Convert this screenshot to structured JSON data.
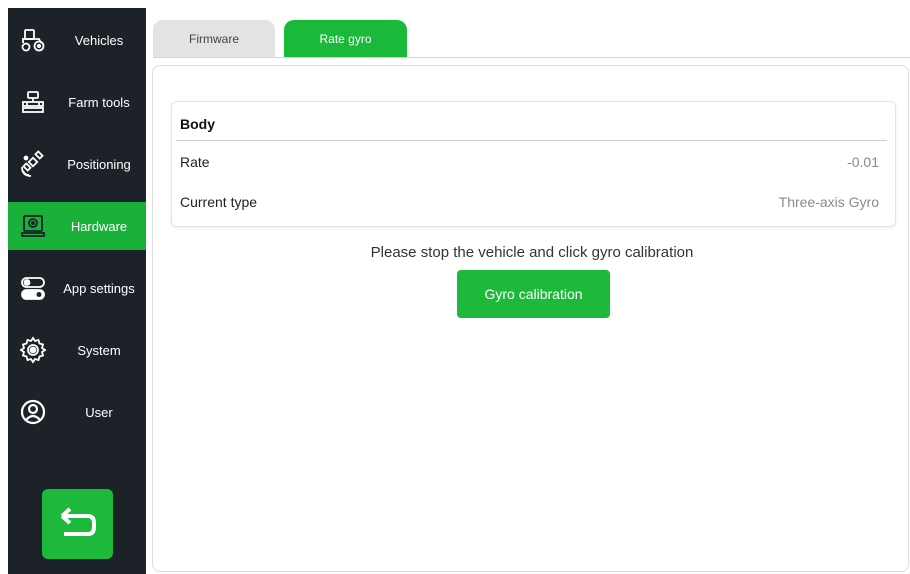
{
  "sidebar": {
    "items": [
      {
        "label": "Vehicles",
        "icon": "tractor-icon"
      },
      {
        "label": "Farm tools",
        "icon": "farm-tool-icon"
      },
      {
        "label": "Positioning",
        "icon": "satellite-icon"
      },
      {
        "label": "Hardware",
        "icon": "hardware-icon",
        "active": true
      },
      {
        "label": "App settings",
        "icon": "toggle-icon"
      },
      {
        "label": "System",
        "icon": "gear-icon"
      },
      {
        "label": "User",
        "icon": "user-icon"
      }
    ],
    "back_icon": "back-arrow-icon"
  },
  "tabs": [
    {
      "label": "Firmware",
      "active": false
    },
    {
      "label": "Rate gyro",
      "active": true
    }
  ],
  "card": {
    "title": "Body",
    "rows": [
      {
        "label": "Rate",
        "value": "-0.01"
      },
      {
        "label": "Current type",
        "value": "Three-axis Gyro"
      }
    ]
  },
  "prompt": "Please stop the vehicle and click gyro calibration",
  "calibration_button": "Gyro calibration",
  "colors": {
    "accent": "#1db93a",
    "sidebar_bg": "#1c2228",
    "tab_inactive": "#e3e3e3"
  }
}
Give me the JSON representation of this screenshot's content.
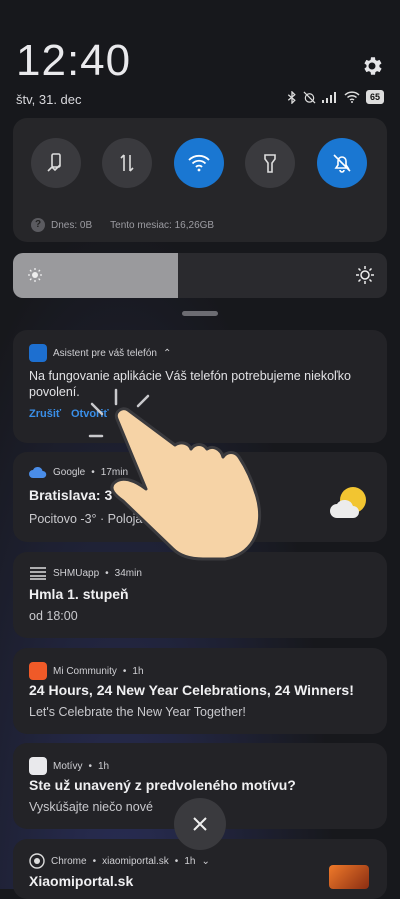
{
  "status": {
    "time": "12:40",
    "date": "štv, 31. dec",
    "battery": "65"
  },
  "quick_settings": {
    "data_today": "Dnes: 0B",
    "data_month": "Tento mesiac: 16,26GB",
    "brightness_level": 0.44
  },
  "notifications": [
    {
      "app": "Asistent pre váš telefón",
      "text_line1": "Na fungovanie aplikácie Váš telefón potrebujeme niekoľko",
      "text_line2": "povolení.",
      "action_cancel": "Zrušiť",
      "action_open": "Otvoriť"
    },
    {
      "app": "Google",
      "time": "17min",
      "title": "Bratislava: 3°",
      "text": "Pocitovo -3° · Poloja"
    },
    {
      "app": "SHMUapp",
      "time": "34min",
      "title": "Hmla 1. stupeň",
      "text": "od 18:00"
    },
    {
      "app": "Mi Community",
      "time": "1h",
      "title": "24 Hours, 24 New Year Celebrations, 24 Winners!",
      "text": "Let's Celebrate the New Year Together!"
    },
    {
      "app": "Motívy",
      "time": "1h",
      "title": "Ste už unavený z predvoleného motívu?",
      "text": "Vyskúšajte niečo nové"
    },
    {
      "app": "Chrome",
      "source": "xiaomiportal.sk",
      "time": "1h",
      "title": "Xiaomiportal.sk"
    }
  ],
  "colors": {
    "accent": "#1a77d2",
    "link": "#3a8fe8"
  }
}
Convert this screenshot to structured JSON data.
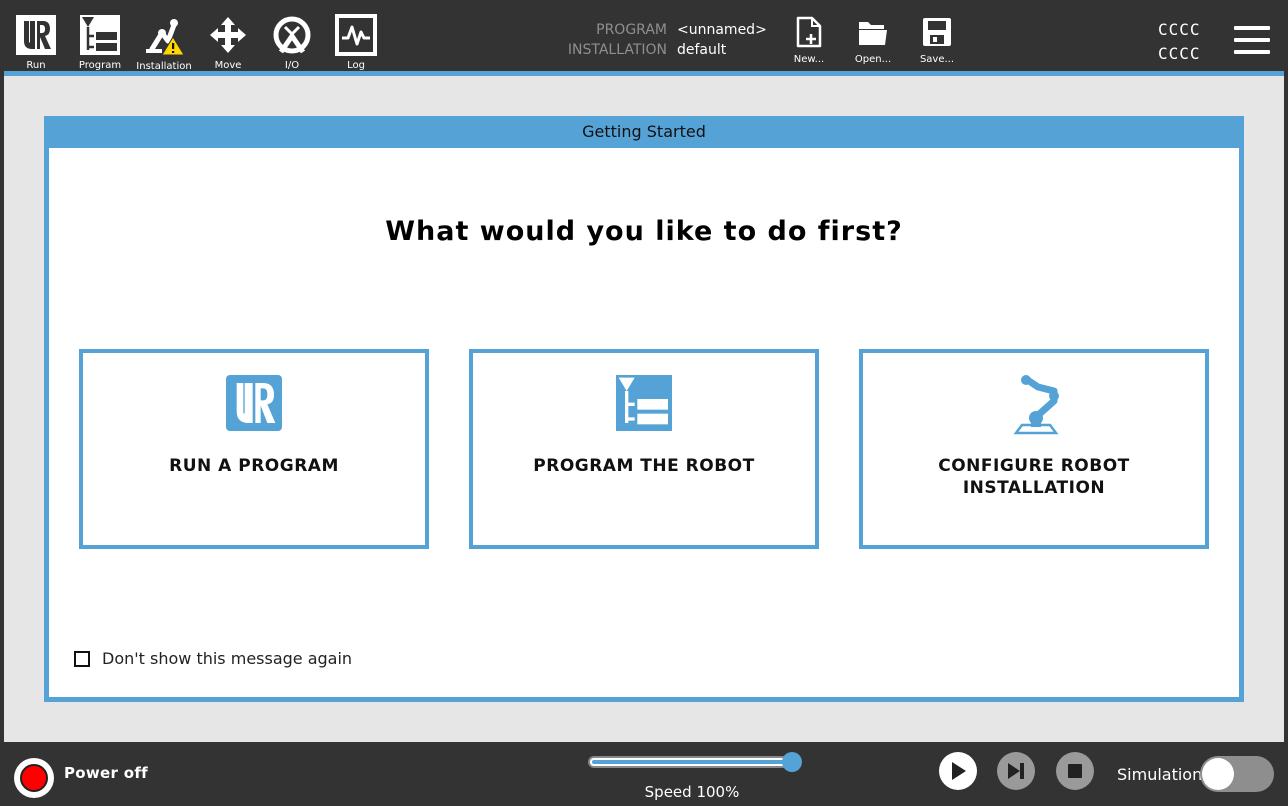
{
  "header": {
    "nav": [
      {
        "label": "Run",
        "icon": "ur-logo-icon"
      },
      {
        "label": "Program",
        "icon": "program-tree-icon"
      },
      {
        "label": "Installation",
        "icon": "robot-arm-warning-icon"
      },
      {
        "label": "Move",
        "icon": "move-arrows-icon"
      },
      {
        "label": "I/O",
        "icon": "io-icon"
      },
      {
        "label": "Log",
        "icon": "log-waveform-icon"
      }
    ],
    "program_key": "PROGRAM",
    "installation_key": "INSTALLATION",
    "program_value": "<unnamed>",
    "installation_value": "default",
    "file_buttons": [
      {
        "label": "New...",
        "icon": "new-file-icon"
      },
      {
        "label": "Open...",
        "icon": "open-folder-icon"
      },
      {
        "label": "Save...",
        "icon": "save-disk-icon"
      }
    ],
    "status_line1": "CCCC",
    "status_line2": "CCCC",
    "menu_icon": "hamburger-menu-icon"
  },
  "dialog": {
    "title": "Getting Started",
    "question": "What would you like to do first?",
    "choices": [
      {
        "label": "RUN A PROGRAM",
        "icon": "ur-logo-icon"
      },
      {
        "label": "PROGRAM THE ROBOT",
        "icon": "program-tree-icon"
      },
      {
        "label": "CONFIGURE ROBOT\nINSTALLATION",
        "icon": "robot-arm-icon"
      }
    ],
    "dont_show_label": "Don't show this message again",
    "dont_show_checked": false
  },
  "footer": {
    "power_label": "Power off",
    "speed_label": "Speed 100%",
    "speed_fraction": 1.0,
    "simulation_label": "Simulation",
    "simulation_on": false
  },
  "colors": {
    "accent": "#55a3d6",
    "dark_bar": "#333333",
    "content_bg": "#e6e6e6",
    "power_red": "#ff0000",
    "warning_yellow": "#ffd600"
  }
}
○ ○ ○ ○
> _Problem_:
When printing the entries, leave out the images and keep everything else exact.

> _Solution to the exercise_:
Convert this screenshot to structured JSON data.
{
  "sidebar": {
    "items": [
      {
        "label": "Vehicles",
        "icon": "tractor-icon"
      },
      {
        "label": "Farm tools",
        "icon": "farm-tool-icon"
      },
      {
        "label": "Positioning",
        "icon": "satellite-icon"
      },
      {
        "label": "Hardware",
        "icon": "hardware-icon",
        "active": true
      },
      {
        "label": "App settings",
        "icon": "toggle-icon"
      },
      {
        "label": "System",
        "icon": "gear-icon"
      },
      {
        "label": "User",
        "icon": "user-icon"
      }
    ],
    "back_icon": "back-arrow-icon"
  },
  "tabs": [
    {
      "label": "Firmware",
      "active": false
    },
    {
      "label": "Rate gyro",
      "active": true
    }
  ],
  "card": {
    "title": "Body",
    "rows": [
      {
        "label": "Rate",
        "value": "-0.01"
      },
      {
        "label": "Current type",
        "value": "Three-axis Gyro"
      }
    ]
  },
  "prompt": "Please stop the vehicle and click gyro calibration",
  "calibration_button": "Gyro calibration",
  "colors": {
    "accent": "#1db93a",
    "sidebar_bg": "#1c2228",
    "tab_inactive": "#e3e3e3"
  }
}
Give me the JSON representation of this screenshot's content.
{
  "status": {
    "time": "12:40",
    "date": "štv, 31. dec",
    "battery": "65"
  },
  "quick_settings": {
    "data_today": "Dnes: 0B",
    "data_month": "Tento mesiac: 16,26GB",
    "brightness_level": 0.44
  },
  "notifications": [
    {
      "app": "Asistent pre váš telefón",
      "text_line1": "Na fungovanie aplikácie Váš telefón potrebujeme niekoľko",
      "text_line2": "povolení.",
      "action_cancel": "Zrušiť",
      "action_open": "Otvoriť"
    },
    {
      "app": "Google",
      "time": "17min",
      "title": "Bratislava: 3°",
      "text": "Pocitovo -3° · Poloja"
    },
    {
      "app": "SHMUapp",
      "time": "34min",
      "title": "Hmla 1. stupeň",
      "text": "od 18:00"
    },
    {
      "app": "Mi Community",
      "time": "1h",
      "title": "24 Hours, 24 New Year Celebrations, 24 Winners!",
      "text": "Let's Celebrate the New Year Together!"
    },
    {
      "app": "Motívy",
      "time": "1h",
      "title": "Ste už unavený z predvoleného motívu?",
      "text": "Vyskúšajte niečo nové"
    },
    {
      "app": "Chrome",
      "source": "xiaomiportal.sk",
      "time": "1h",
      "title": "Xiaomiportal.sk"
    }
  ],
  "colors": {
    "accent": "#1a77d2",
    "link": "#3a8fe8"
  }
}
Convert this screenshot to structured JSON data.
{
  "header": {
    "nav": [
      {
        "label": "Run",
        "icon": "ur-logo-icon"
      },
      {
        "label": "Program",
        "icon": "program-tree-icon"
      },
      {
        "label": "Installation",
        "icon": "robot-arm-warning-icon"
      },
      {
        "label": "Move",
        "icon": "move-arrows-icon"
      },
      {
        "label": "I/O",
        "icon": "io-icon"
      },
      {
        "label": "Log",
        "icon": "log-waveform-icon"
      }
    ],
    "program_key": "PROGRAM",
    "installation_key": "INSTALLATION",
    "program_value": "<unnamed>",
    "installation_value": "default",
    "file_buttons": [
      {
        "label": "New...",
        "icon": "new-file-icon"
      },
      {
        "label": "Open...",
        "icon": "open-folder-icon"
      },
      {
        "label": "Save...",
        "icon": "save-disk-icon"
      }
    ],
    "status_line1": "CCCC",
    "status_line2": "CCCC",
    "menu_icon": "hamburger-menu-icon"
  },
  "dialog": {
    "title": "Getting Started",
    "question": "What would you like to do first?",
    "choices": [
      {
        "label": "RUN A PROGRAM",
        "icon": "ur-logo-icon"
      },
      {
        "label": "PROGRAM THE ROBOT",
        "icon": "program-tree-icon"
      },
      {
        "label": "CONFIGURE ROBOT\nINSTALLATION",
        "icon": "robot-arm-icon"
      }
    ],
    "dont_show_label": "Don't show this message again",
    "dont_show_checked": false
  },
  "footer": {
    "power_label": "Power off",
    "speed_label": "Speed 100%",
    "speed_fraction": 1.0,
    "simulation_label": "Simulation",
    "simulation_on": false
  },
  "colors": {
    "accent": "#55a3d6",
    "dark_bar": "#333333",
    "content_bg": "#e6e6e6",
    "power_red": "#ff0000",
    "warning_yellow": "#ffd600"
  }
}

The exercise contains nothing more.